“After the rise of the CFPB (now BCFP), many of the smaller players dependent on resale had to shift their models almost overnight,” said Naiman. “The ones that could, either changed to a contingency-based model, or sought out similar players and through M&As, many smaller companies chose to merge with peers forming a larger more substantial market presence. Admittedly, the newer regulations and scrutiny facing originating creditors was a tremendous burden on companies of any size, especially since the compliance requirements were reciprocal.”

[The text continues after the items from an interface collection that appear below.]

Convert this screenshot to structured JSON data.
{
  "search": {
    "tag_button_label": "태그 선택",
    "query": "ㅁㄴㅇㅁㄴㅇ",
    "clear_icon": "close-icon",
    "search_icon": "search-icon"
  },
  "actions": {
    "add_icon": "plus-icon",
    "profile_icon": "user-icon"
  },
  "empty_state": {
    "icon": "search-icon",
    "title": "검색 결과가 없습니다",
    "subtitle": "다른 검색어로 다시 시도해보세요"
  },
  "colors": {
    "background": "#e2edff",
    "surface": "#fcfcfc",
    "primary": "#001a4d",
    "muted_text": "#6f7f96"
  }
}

To adjust to these changes in the debt buying landscape, some professionals have taken to using internally developed tools to improve their data analytics, enhance performance and improve the consumer experience. This is the strategy that has worked for The Bureaus, Inc. according to its Vice President, Marian Sangalang. Sangalang also stated she has seen changes in what issuers are looking for in a legitimate debt buyer.
“We are seeing some issuers taking a different approach to vendor oversight and are showing more interest in association certifications to work in conjunction with their existing review program,” said Sangalang.

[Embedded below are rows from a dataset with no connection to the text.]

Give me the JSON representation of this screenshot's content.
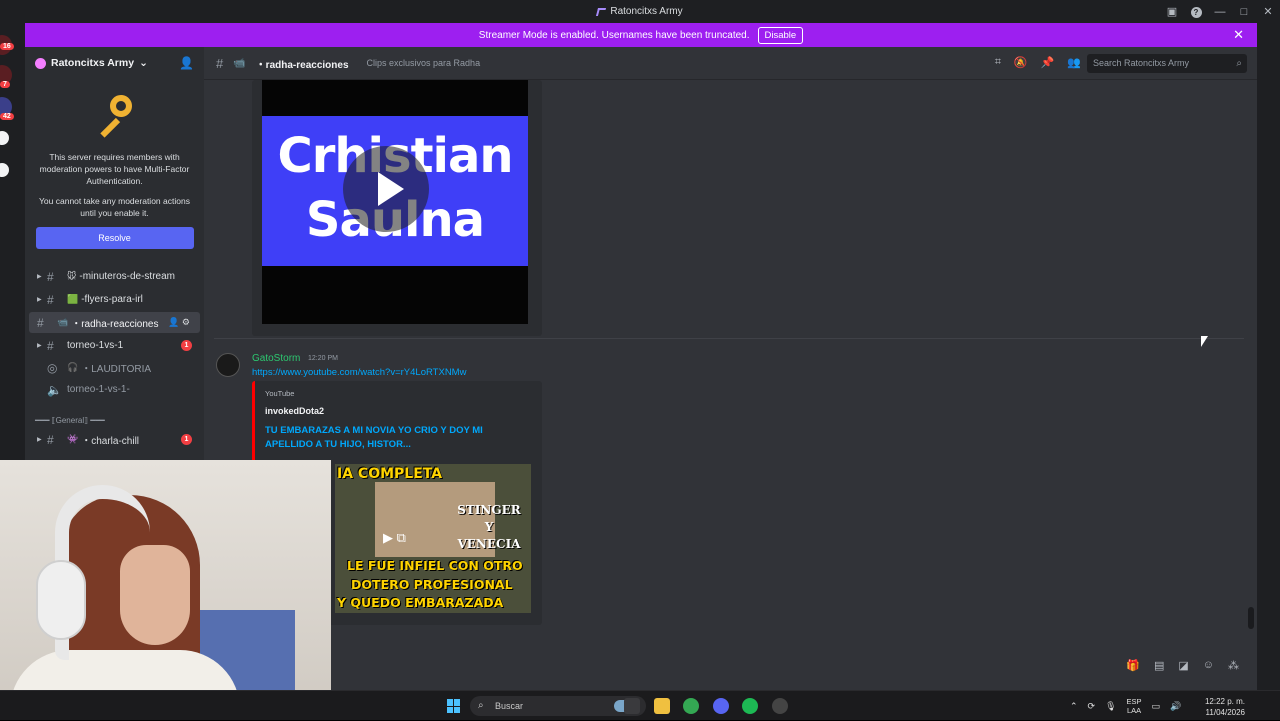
{
  "window": {
    "title": "Ratoncitxs Army"
  },
  "banner": {
    "text": "Streamer Mode is enabled. Usernames have been truncated.",
    "disable_label": "Disable"
  },
  "rail": {
    "badges": [
      "16",
      "7",
      "42"
    ]
  },
  "server": {
    "name": "Ratoncitxs Army"
  },
  "mfa": {
    "line1": "This server requires members with moderation powers to have Multi-Factor Authentication.",
    "line2": "You cannot take any moderation actions until you enable it.",
    "resolve_label": "Resolve"
  },
  "channels": [
    {
      "name": "-minuteros-de-stream",
      "emoji": "🐭",
      "badge": ""
    },
    {
      "name": "-flyers-para-irl",
      "emoji": "🟩",
      "badge": ""
    },
    {
      "name": "・radha-reacciones",
      "emoji": "📹",
      "badge": ""
    },
    {
      "name": "torneo-1vs-1",
      "emoji": "",
      "badge": "1"
    },
    {
      "name": "・LAUDITORIA",
      "emoji": "",
      "badge": ""
    },
    {
      "name": "torneo-1-vs-1-",
      "emoji": "",
      "badge": ""
    },
    {
      "name": "・charla-chill",
      "emoji": "👾",
      "badge": "1"
    }
  ],
  "category": "━━━ ⟦General⟧ ━━━",
  "header": {
    "channel": "・radha-reacciones",
    "topic": "Clips exclusivos para Radha",
    "search_placeholder": "Search Ratoncitxs Army"
  },
  "embed1": {
    "thumb_line1": "Crhistian",
    "thumb_line2": "Saulna"
  },
  "message": {
    "author": "GatoStorm",
    "time": "12:20 PM",
    "link": "https://www.youtube.com/watch?v=rY4LoRTXNMw",
    "provider": "YouTube",
    "channel": "invokedDota2",
    "title": "TU EMBARAZAS A MI NOVIA YO CRIO Y DOY MI APELLIDO A TU HIJO, HISTOR..."
  },
  "thumb2": {
    "top": "IA COMPLETA",
    "names": "STINGER Y VENECIA",
    "bottom1": "LE FUE INFIEL CON OTRO",
    "bottom2": "DOTERO PROFESIONAL",
    "bottom3": "Y QUEDO EMBARAZADA"
  },
  "taskbar": {
    "search_label": "Buscar",
    "lang_line1": "ESP",
    "lang_line2": "LAA",
    "time": "12:22 p. m.",
    "date": "11/04/2026"
  },
  "colors": {
    "banner": "#9d1ff0",
    "accent": "#5865f2",
    "link": "#00a8fc",
    "author": "#2dc770",
    "mention_badge": "#f23f43"
  }
}
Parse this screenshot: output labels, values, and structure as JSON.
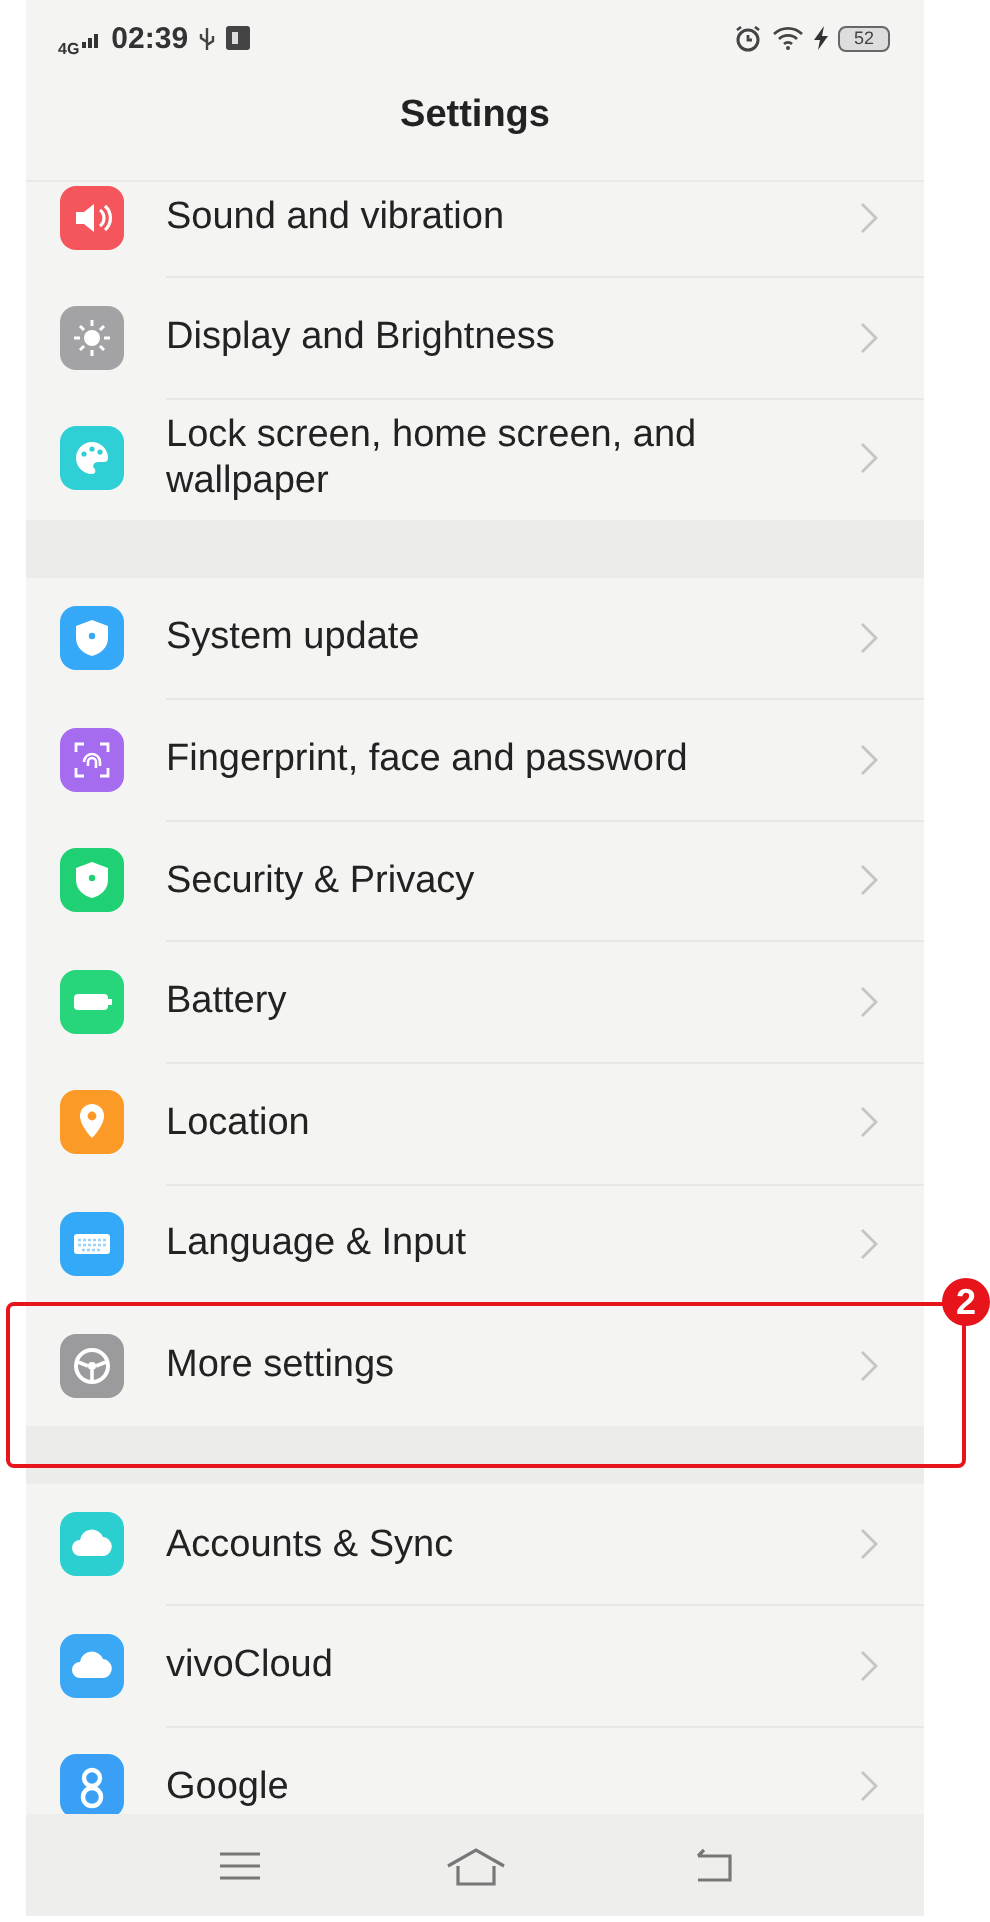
{
  "status_bar": {
    "network": "4G",
    "time": "02:39",
    "battery": "52"
  },
  "title": "Settings",
  "groups": [
    {
      "items": [
        {
          "label": "Sound and vibration",
          "color": "#f5565e",
          "annotated": false
        },
        {
          "label": "Display and Brightness",
          "color": "#a3a3a5",
          "annotated": false
        },
        {
          "label": "Lock screen, home screen, and wallpaper",
          "color": "#2fcfd6",
          "annotated": false
        }
      ]
    },
    {
      "items": [
        {
          "label": "System update",
          "color": "#35a8f7",
          "annotated": false
        },
        {
          "label": "Fingerprint, face and password",
          "color": "#a66cf0",
          "annotated": false
        },
        {
          "label": "Security & Privacy",
          "color": "#1fd174",
          "annotated": false
        },
        {
          "label": "Battery",
          "color": "#27d67a",
          "annotated": false
        },
        {
          "label": "Location",
          "color": "#fb9a26",
          "annotated": false
        },
        {
          "label": "Language & Input",
          "color": "#34a9f8",
          "annotated": false
        },
        {
          "label": "More settings",
          "color": "#9b9b9d",
          "annotated": true
        }
      ]
    },
    {
      "items": [
        {
          "label": "Accounts & Sync",
          "color": "#2ccfcf",
          "annotated": false
        },
        {
          "label": "vivoCloud",
          "color": "#3aa8f5",
          "annotated": false
        },
        {
          "label": "Google",
          "color": "#3aa0f5",
          "annotated": false
        }
      ]
    }
  ],
  "annotation": {
    "badge": "2"
  }
}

Regarding how that affects the debt buying landscape today, Sangalang said, “The level of oversight the issuers of credit are required to perform is understood by our industry, the opportunity to provide credible association certification in conjunction with the issuers requirements will provide a more seamless and streamlined review process for the debt buyer and the issuer.”

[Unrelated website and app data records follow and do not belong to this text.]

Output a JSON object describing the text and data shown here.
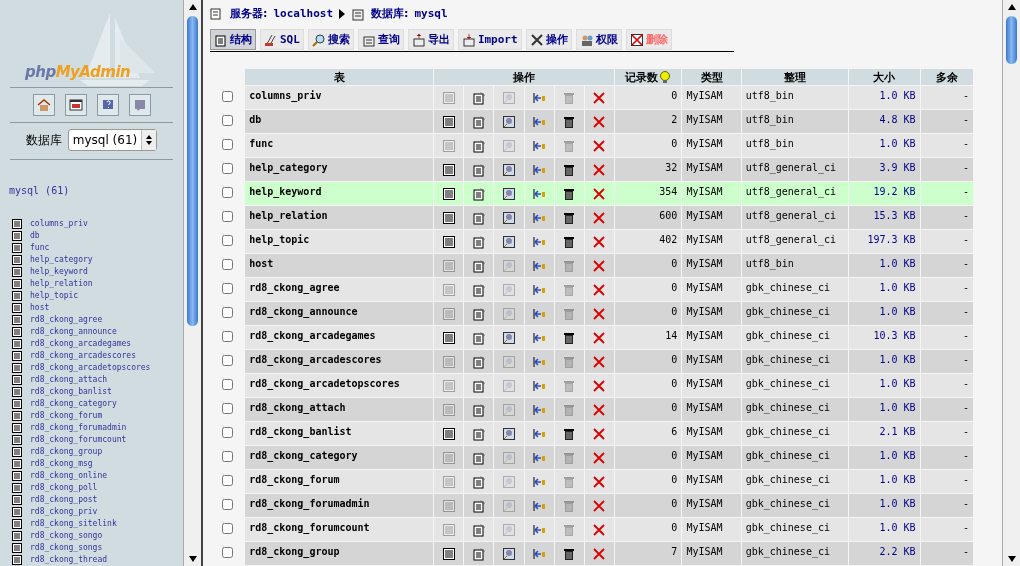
{
  "sidebar": {
    "logo_php": "php",
    "logo_myadmin": "MyAdmin",
    "db_label": "数据库",
    "db_select": "mysql (61)",
    "db_heading": "mysql (61)",
    "tables": [
      "columns_priv",
      "db",
      "func",
      "help_category",
      "help_keyword",
      "help_relation",
      "help_topic",
      "host",
      "rd8_ckong_agree",
      "rd8_ckong_announce",
      "rd8_ckong_arcadegames",
      "rd8_ckong_arcadescores",
      "rd8_ckong_arcadetopscores",
      "rd8_ckong_attach",
      "rd8_ckong_banlist",
      "rd8_ckong_category",
      "rd8_ckong_forum",
      "rd8_ckong_forumadmin",
      "rd8_ckong_forumcount",
      "rd8_ckong_group",
      "rd8_ckong_msg",
      "rd8_ckong_online",
      "rd8_ckong_poll",
      "rd8_ckong_post",
      "rd8_ckong_priv",
      "rd8_ckong_sitelink",
      "rd8_ckong_songo",
      "rd8_ckong_songs",
      "rd8_ckong_thread"
    ]
  },
  "breadcrumb": {
    "server_label": "服务器:",
    "server": "localhost",
    "db_label": "数据库:",
    "db": "mysql"
  },
  "tabs": [
    {
      "label": "结构",
      "selected": true,
      "kind": "structure"
    },
    {
      "label": "SQL",
      "selected": false,
      "kind": "sql"
    },
    {
      "label": "搜索",
      "selected": false,
      "kind": "search"
    },
    {
      "label": "查询",
      "selected": false,
      "kind": "query"
    },
    {
      "label": "导出",
      "selected": false,
      "kind": "export"
    },
    {
      "label": "Import",
      "selected": false,
      "kind": "import"
    },
    {
      "label": "操作",
      "selected": false,
      "kind": "operations"
    },
    {
      "label": "权限",
      "selected": false,
      "kind": "privileges"
    },
    {
      "label": "删除",
      "selected": false,
      "kind": "drop"
    }
  ],
  "table": {
    "columns": [
      "表",
      "操作",
      "记录数",
      "类型",
      "整理",
      "大小",
      "多余"
    ],
    "rows": [
      {
        "name": "columns_priv",
        "checked": false,
        "has_rows": false,
        "highlighted": false,
        "records": "0",
        "type": "MyISAM",
        "collation": "utf8_bin",
        "size": "1.0 KB",
        "overhead": "-"
      },
      {
        "name": "db",
        "checked": false,
        "has_rows": true,
        "highlighted": false,
        "records": "2",
        "type": "MyISAM",
        "collation": "utf8_bin",
        "size": "4.8 KB",
        "overhead": "-"
      },
      {
        "name": "func",
        "checked": false,
        "has_rows": false,
        "highlighted": false,
        "records": "0",
        "type": "MyISAM",
        "collation": "utf8_bin",
        "size": "1.0 KB",
        "overhead": "-"
      },
      {
        "name": "help_category",
        "checked": false,
        "has_rows": true,
        "highlighted": false,
        "records": "32",
        "type": "MyISAM",
        "collation": "utf8_general_ci",
        "size": "3.9 KB",
        "overhead": "-"
      },
      {
        "name": "help_keyword",
        "checked": false,
        "has_rows": true,
        "highlighted": true,
        "records": "354",
        "type": "MyISAM",
        "collation": "utf8_general_ci",
        "size": "19.2 KB",
        "overhead": "-"
      },
      {
        "name": "help_relation",
        "checked": false,
        "has_rows": true,
        "highlighted": false,
        "records": "600",
        "type": "MyISAM",
        "collation": "utf8_general_ci",
        "size": "15.3 KB",
        "overhead": "-"
      },
      {
        "name": "help_topic",
        "checked": false,
        "has_rows": true,
        "highlighted": false,
        "records": "402",
        "type": "MyISAM",
        "collation": "utf8_general_ci",
        "size": "197.3 KB",
        "overhead": "-"
      },
      {
        "name": "host",
        "checked": false,
        "has_rows": false,
        "highlighted": false,
        "records": "0",
        "type": "MyISAM",
        "collation": "utf8_bin",
        "size": "1.0 KB",
        "overhead": "-"
      },
      {
        "name": "rd8_ckong_agree",
        "checked": false,
        "has_rows": false,
        "highlighted": false,
        "records": "0",
        "type": "MyISAM",
        "collation": "gbk_chinese_ci",
        "size": "1.0 KB",
        "overhead": "-"
      },
      {
        "name": "rd8_ckong_announce",
        "checked": false,
        "has_rows": false,
        "highlighted": false,
        "records": "0",
        "type": "MyISAM",
        "collation": "gbk_chinese_ci",
        "size": "1.0 KB",
        "overhead": "-"
      },
      {
        "name": "rd8_ckong_arcadegames",
        "checked": false,
        "has_rows": true,
        "highlighted": false,
        "records": "14",
        "type": "MyISAM",
        "collation": "gbk_chinese_ci",
        "size": "10.3 KB",
        "overhead": "-"
      },
      {
        "name": "rd8_ckong_arcadescores",
        "checked": false,
        "has_rows": false,
        "highlighted": false,
        "records": "0",
        "type": "MyISAM",
        "collation": "gbk_chinese_ci",
        "size": "1.0 KB",
        "overhead": "-"
      },
      {
        "name": "rd8_ckong_arcadetopscores",
        "checked": false,
        "has_rows": false,
        "highlighted": false,
        "records": "0",
        "type": "MyISAM",
        "collation": "gbk_chinese_ci",
        "size": "1.0 KB",
        "overhead": "-"
      },
      {
        "name": "rd8_ckong_attach",
        "checked": false,
        "has_rows": false,
        "highlighted": false,
        "records": "0",
        "type": "MyISAM",
        "collation": "gbk_chinese_ci",
        "size": "1.0 KB",
        "overhead": "-"
      },
      {
        "name": "rd8_ckong_banlist",
        "checked": false,
        "has_rows": true,
        "highlighted": false,
        "records": "6",
        "type": "MyISAM",
        "collation": "gbk_chinese_ci",
        "size": "2.1 KB",
        "overhead": "-"
      },
      {
        "name": "rd8_ckong_category",
        "checked": false,
        "has_rows": false,
        "highlighted": false,
        "records": "0",
        "type": "MyISAM",
        "collation": "gbk_chinese_ci",
        "size": "1.0 KB",
        "overhead": "-"
      },
      {
        "name": "rd8_ckong_forum",
        "checked": false,
        "has_rows": false,
        "highlighted": false,
        "records": "0",
        "type": "MyISAM",
        "collation": "gbk_chinese_ci",
        "size": "1.0 KB",
        "overhead": "-"
      },
      {
        "name": "rd8_ckong_forumadmin",
        "checked": false,
        "has_rows": false,
        "highlighted": false,
        "records": "0",
        "type": "MyISAM",
        "collation": "gbk_chinese_ci",
        "size": "1.0 KB",
        "overhead": "-"
      },
      {
        "name": "rd8_ckong_forumcount",
        "checked": false,
        "has_rows": false,
        "highlighted": false,
        "records": "0",
        "type": "MyISAM",
        "collation": "gbk_chinese_ci",
        "size": "1.0 KB",
        "overhead": "-"
      },
      {
        "name": "rd8_ckong_group",
        "checked": false,
        "has_rows": true,
        "highlighted": false,
        "records": "7",
        "type": "MyISAM",
        "collation": "gbk_chinese_ci",
        "size": "2.2 KB",
        "overhead": "-"
      }
    ]
  }
}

Naiman noted the changing landscape as well and emphasized the importance of adaptability by making sure the accounts being worked align with the environment at large.
“ARC’s philosophy has changed in parallel with the environment, yet our strategy has remained focused on finding portfolios that make sense within the ever-changing regulatory whirlwind,” said Naiman. “Being dynamic, while simultaneously looking at asset classes that fall outside of standard credit card and installment loan markets allows us to maintain a fluid and adaptable presence in a market that is overwhelming dominated by large players. Maintaining a medium presence in the industry allows us to be both more patient and adaptable in times of economic uncertainty.”
Fortunately, the debt purchasing landscape may be on the verge of more stability as regulation may soon find additional footing. Sangalang hopes upcoming developments will bring issuers back to the table.
“We believe that there will finally be some clarity provided for our industry with the Notice of Proposed Rulemaking expected in March 2019,” said Sangalang, referring to the CFPB’s recent announcement in the Spring 2018 rulemaking agenda. “Many issuers have been hesitant to come back to the market until such clarity was provided. We are hopeful that this will provide the level of clarification needed for those issuers to once again enter into the debt sales market providing additional markets for all debt buyers.”
History and its tendency to repeat itself may provide some insight into the future of debt buying as well. Naiman sees indicators in the economy that suggest a continued increase in the number of accounts in default.
“The abundance of product is a direct correlation to the amount of household debt, and synonymously the amount in default,” said Naiman. “We head into 2019 with more debt default than prior to the last recession, and a wage gap and unemployment rate that are once again ‘almost touching.’ If the past is any indication of the future, we know that the economy is perched on the edge of a knife, and 2019 should be a very interesting year.”